There has been so much to scramble to get in place, but as the new norm settles in during this period, thoughts are inevitably turning to the longer term lessons. In my mind (when it’s functioning anything like normal), all the reading, study and exploration of many years into new forms of church and engaging with lots of missional ideas are at the forefront. I basically wrote a whole Master of Arts programme around new forms of Christian community, inspired by monastic rhythm, liquid church, and the missional movement. I’ve seen this stuff in my missional dreams, and now it’s real.
What is missing on much of the wider scene, though, is significant missiological reflection. It is interesting to see how people’s models of church express themselves in these days – everything from clergy performing ‘normal services’ on videos in empty churches, to very different forms of online gathering…and, of course, churches (and some parts of congregations) for whom the internet is an alien or unwelcome concept.
My over-riding principle this far is to establish and support community. Much of this won’t be a long term thing, and with the level of trouble out there in the world, there’s an important strengthening work to be done. But as time moves on, we’re increasingly reflecting both on what this time says about mission and discipleship, and about what lessons we will take out of lock down with us. The church is experiencing, possibly like never before, what it means to be uniquely joined around a vital task of being church in an entirely new setting with all that brings: culture shock; fatigue; reflection; longing for a return to the old; adaptation; grief over all sorts of change; deepening pastoral concern; and, in many places, an appetite for ‘new’ and a solid example of what the seemingly challenging teaching of recent months might look like in reality.
Having said all that, none of this is without its strains. I’m keeping myself at home pretty much continually as someone with underlying health conditions that wouldn’t be in my favour if I were to catch coronavirus. So, whilst the ‘day job’ gives cause for reflection, there’s nothing like a pestilence to facilitate existential crisis. There have been some darker moments of fear and concern, not only for me but for those I love. I’ve lost some friends to this, and others are very sick. There are various bits of life that are arising needing some thought and reflection moving forward.
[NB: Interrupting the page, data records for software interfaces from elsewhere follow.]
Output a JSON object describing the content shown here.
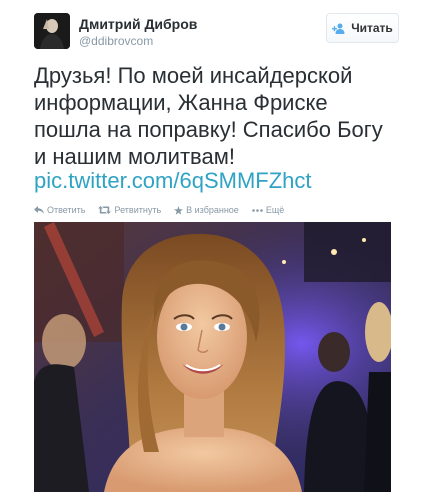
{
  "user": {
    "name": "Дмитрий Дибров",
    "handle": "@ddibrovcom"
  },
  "follow": {
    "label": "Читать",
    "icon": "follow-person-plus-icon"
  },
  "tweet": {
    "lines": [
      "Друзья! По моей инсайдерской",
      "информации, Жанна Фриске",
      "пошла на поправку! Спасибо Богу",
      "и нашим молитвам!"
    ],
    "link": "pic.twitter.com/6qSMMFZhct"
  },
  "actions": {
    "reply": {
      "label": "Ответить",
      "icon": "reply-icon"
    },
    "retweet": {
      "label": "Ретвитнуть",
      "icon": "retweet-icon"
    },
    "favorite": {
      "label": "В избранное",
      "icon": "star-icon"
    },
    "more": {
      "label": "Ещё",
      "icon": "more-dots-icon"
    }
  },
  "colors": {
    "link": "#2fa3c4",
    "muted": "#8899a6",
    "text": "#292f33"
  }
}
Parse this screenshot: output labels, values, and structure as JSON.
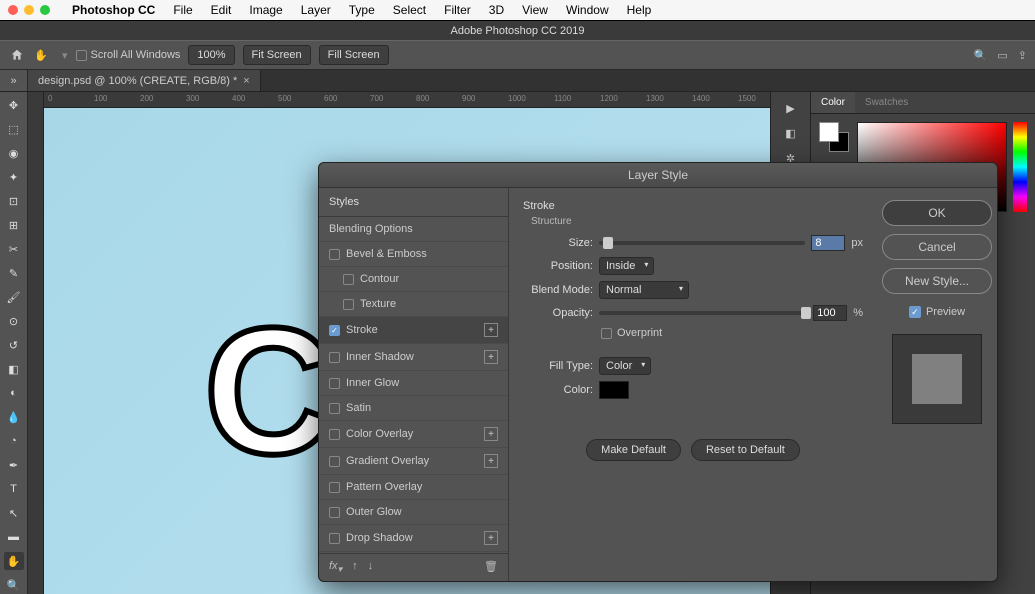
{
  "mac_menu": {
    "app": "Photoshop CC",
    "items": [
      "File",
      "Edit",
      "Image",
      "Layer",
      "Type",
      "Select",
      "Filter",
      "3D",
      "View",
      "Window",
      "Help"
    ]
  },
  "app_title": "Adobe Photoshop CC 2019",
  "option_bar": {
    "scroll_all": "Scroll All Windows",
    "zoom": "100%",
    "fit": "Fit Screen",
    "fill": "Fill Screen"
  },
  "doc_tab": "design.psd @ 100% (CREATE, RGB/8) *",
  "ruler_marks": [
    0,
    100,
    200,
    300,
    400,
    500,
    600,
    700,
    800,
    900,
    1000,
    1100,
    1200,
    1300,
    1400,
    1500
  ],
  "canvas_text": "CR",
  "panel_tabs": {
    "color": "Color",
    "swatches": "Swatches"
  },
  "dialog": {
    "title": "Layer Style",
    "styles_header": "Styles",
    "blending": "Blending Options",
    "rows": [
      {
        "label": "Bevel & Emboss",
        "checked": false,
        "plus": false
      },
      {
        "label": "Contour",
        "checked": false,
        "indent": true
      },
      {
        "label": "Texture",
        "checked": false,
        "indent": true
      },
      {
        "label": "Stroke",
        "checked": true,
        "plus": true,
        "selected": true
      },
      {
        "label": "Inner Shadow",
        "checked": false,
        "plus": true
      },
      {
        "label": "Inner Glow",
        "checked": false
      },
      {
        "label": "Satin",
        "checked": false
      },
      {
        "label": "Color Overlay",
        "checked": false,
        "plus": true
      },
      {
        "label": "Gradient Overlay",
        "checked": false,
        "plus": true
      },
      {
        "label": "Pattern Overlay",
        "checked": false
      },
      {
        "label": "Outer Glow",
        "checked": false
      },
      {
        "label": "Drop Shadow",
        "checked": false,
        "plus": true
      }
    ],
    "stroke": {
      "title": "Stroke",
      "structure": "Structure",
      "size_label": "Size:",
      "size_value": "8",
      "size_unit": "px",
      "position_label": "Position:",
      "position_value": "Inside",
      "blend_label": "Blend Mode:",
      "blend_value": "Normal",
      "opacity_label": "Opacity:",
      "opacity_value": "100",
      "opacity_unit": "%",
      "overprint": "Overprint",
      "filltype_label": "Fill Type:",
      "filltype_value": "Color",
      "color_label": "Color:"
    },
    "buttons": {
      "make_default": "Make Default",
      "reset": "Reset to Default",
      "ok": "OK",
      "cancel": "Cancel",
      "newstyle": "New Style...",
      "preview": "Preview"
    }
  }
}
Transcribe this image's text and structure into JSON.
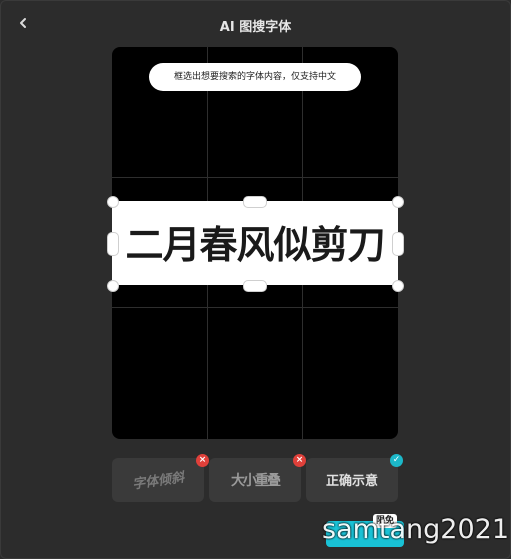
{
  "header": {
    "title": "AI 图搜字体",
    "back_icon": "chevron-left-icon"
  },
  "canvas": {
    "hint": "框选出想要搜索的字体内容，仅支持中文",
    "crop_text": "二月春风似剪刀"
  },
  "samples": [
    {
      "label": "字体倾斜",
      "status": "incorrect",
      "badge": "×"
    },
    {
      "label": "大小重叠",
      "status": "incorrect",
      "badge": "×"
    },
    {
      "label": "正确示意",
      "status": "correct",
      "badge": "✓"
    }
  ],
  "cta": {
    "badge": "限免"
  },
  "watermark": "samtang2021",
  "colors": {
    "accent": "#19c2d6",
    "error": "#e0403a",
    "background": "#2c2c2c"
  }
}
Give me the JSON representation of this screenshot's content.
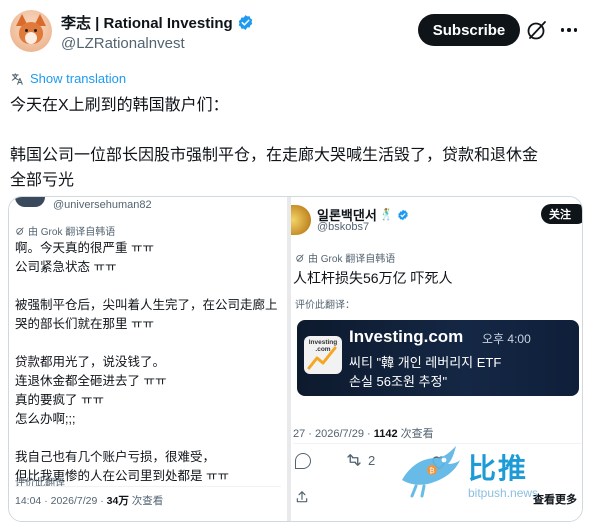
{
  "header": {
    "display_name": "李志 | Rational Investing",
    "handle": "@LZRationalnvest",
    "subscribe_label": "Subscribe",
    "avatar_icon": "fox-avatar",
    "verified_icon": "verified-badge-icon",
    "grok_icon": "grok-icon",
    "more_icon": "more-icon"
  },
  "tweet": {
    "show_translation": "Show translation",
    "line1": "今天在X上刷到的韩国散户们：",
    "line2": "韩国公司一位部长因股市强制平仓，在走廊大哭喊生活毁了，贷款和退休金",
    "line3": "全部亏光"
  },
  "media": {
    "left": {
      "handle": "@universehuman82",
      "translated_by": "由 Grok 翻译自韩语",
      "lines": [
        "啊。今天真的很严重 ㅠㅠ",
        "公司紧急状态 ㅠㅠ",
        "",
        "被强制平仓后，尖叫着人生完了，在公司走廊上",
        "哭的部长们就在那里 ㅠㅠ",
        "",
        "贷款都用光了，说没钱了。",
        "连退休金都全砸进去了 ㅠㅠ",
        "真的要疯了 ㅠㅠ",
        "怎么办啊;;;",
        "",
        "我自己也有几个账户亏损，很难受，",
        "但比我更惨的人在公司里到处都是 ㅠㅠ"
      ],
      "rate_translation": "评价此翻译",
      "time": "14:04 · 2026/7/29 · ",
      "views": "34万",
      "views_label": " 次查看"
    },
    "right": {
      "name": "일론백댄서",
      "name_emoji": "🕺",
      "handle": "@bskobs7",
      "follow_label": "关注",
      "translated_by": "由 Grok 翻译自韩语",
      "text": "人杠杆损失56万亿 吓死人",
      "rate_translation": "评价此翻译：",
      "card_title": "Investing.com",
      "card_time": "오후 4:00",
      "card_logo_text": "Investing .com",
      "card_line1": "씨티 \"韓 개인 레버리지 ETF",
      "card_line2": "손실 56조원 추정\"",
      "meta": "27 · 2026/7/29 · ",
      "views": "1142",
      "views_label": " 次查看",
      "retweet_count": "2",
      "view_more": "查看更多"
    }
  },
  "watermark": {
    "brand": "比推",
    "url": "bitpush.news",
    "colors": {
      "primary": "#1c9bd6"
    }
  },
  "colors": {
    "link": "#1d9bf0",
    "text": "#0f1419",
    "muted": "#536471",
    "verified": "#1d9bf0"
  }
}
But in it all…sheer grace. God has been so good and kind, and he has been and is my stay in spite of it all. I’m deeply humbled and grateful that what ministry I can offer from home is helping an supporting not only our congregation, but wider. I missed the ‘Pastoring in a Pandemic’ module at bible college and ministry training school, but we’re all learning to write the module!